Ethics at work
By Bob Kelley
(Gower, pounds 39.50)
THE INDUSTRY in books on business ethics is explained, at least in part, by the confusion many of us feel when confronted by instances of poor business behaviour. I suspect there is a deep desire in most of us to take people as we find them. On occasion, this can prove a flawed approach and we often leave ourselves open to making the wrong judgements.
In this era of growing globalisation, ethical dilemmas are thrown up in all sorts of situations. For instance, when setting up offices in developing companies, is it ethical to pay under the table for a quick phone connection? Should a company operating in a developing country stand back as its joint venture partner condones the demands of corrupt government officials? This book shows that it is unwise to take too much at face value. For a start, it is unwise to contrast European and US approaches to ethics at work without describing the background to these different approaches in more detail, because it is all too easy for readers to get the impression this country stands head and shoulders above others in business ethics.
On the contrary. The Dutch have lessons for anyone with their concept of poldermodel - that all need to be involved if an enterprise is to be successful, akin to the way polder, or land, is reclaimed from the sea, only with a sense of joint and shared responsibility.

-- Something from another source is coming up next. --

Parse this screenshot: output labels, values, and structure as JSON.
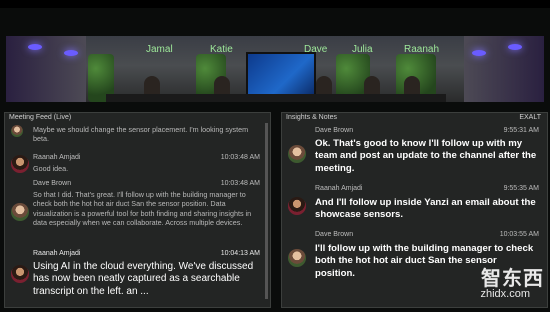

Ethics at Work has several strengths, and one is in its descriptions of ethics in the public and professional sectors, a major contribution to the debate on ethics in the UK. Few have tackled this area with such rigor and understanding. And it is good to see the Institute of Chartered Accountants in England and Wales has issued a Guide to Professional Ethics, although perhaps it is less clear why, despite this, the larger firms are frequently fined. The author is also right to draw attention to the extraordinary "twin stream" approach to business ethics by the Institute of Directors. Taking a Friedmanite position on economics while arguing the advantages of a stakeholder model on ethics, which is little like trying to be all things to all men.
The dilemmas noted at the beginning of the book are first-rate, and are worth the purchase price alone. The author describes someone setting up a joint venture in a developing country only to find that the area is being attacked by "terrorists". This leads to a realisation that his company may be supporting a regime oppressing the majority of the population, and causing environmental damage through deforestation to boot.
The book is also big on the law at work, which is again valuable. A number of UK companies remain content to rely on legal and regulatory frameworks for their ethical base, but the public is often sufficiently far ahead of lawmakers when moral questions arise for this to be a poor strategy. …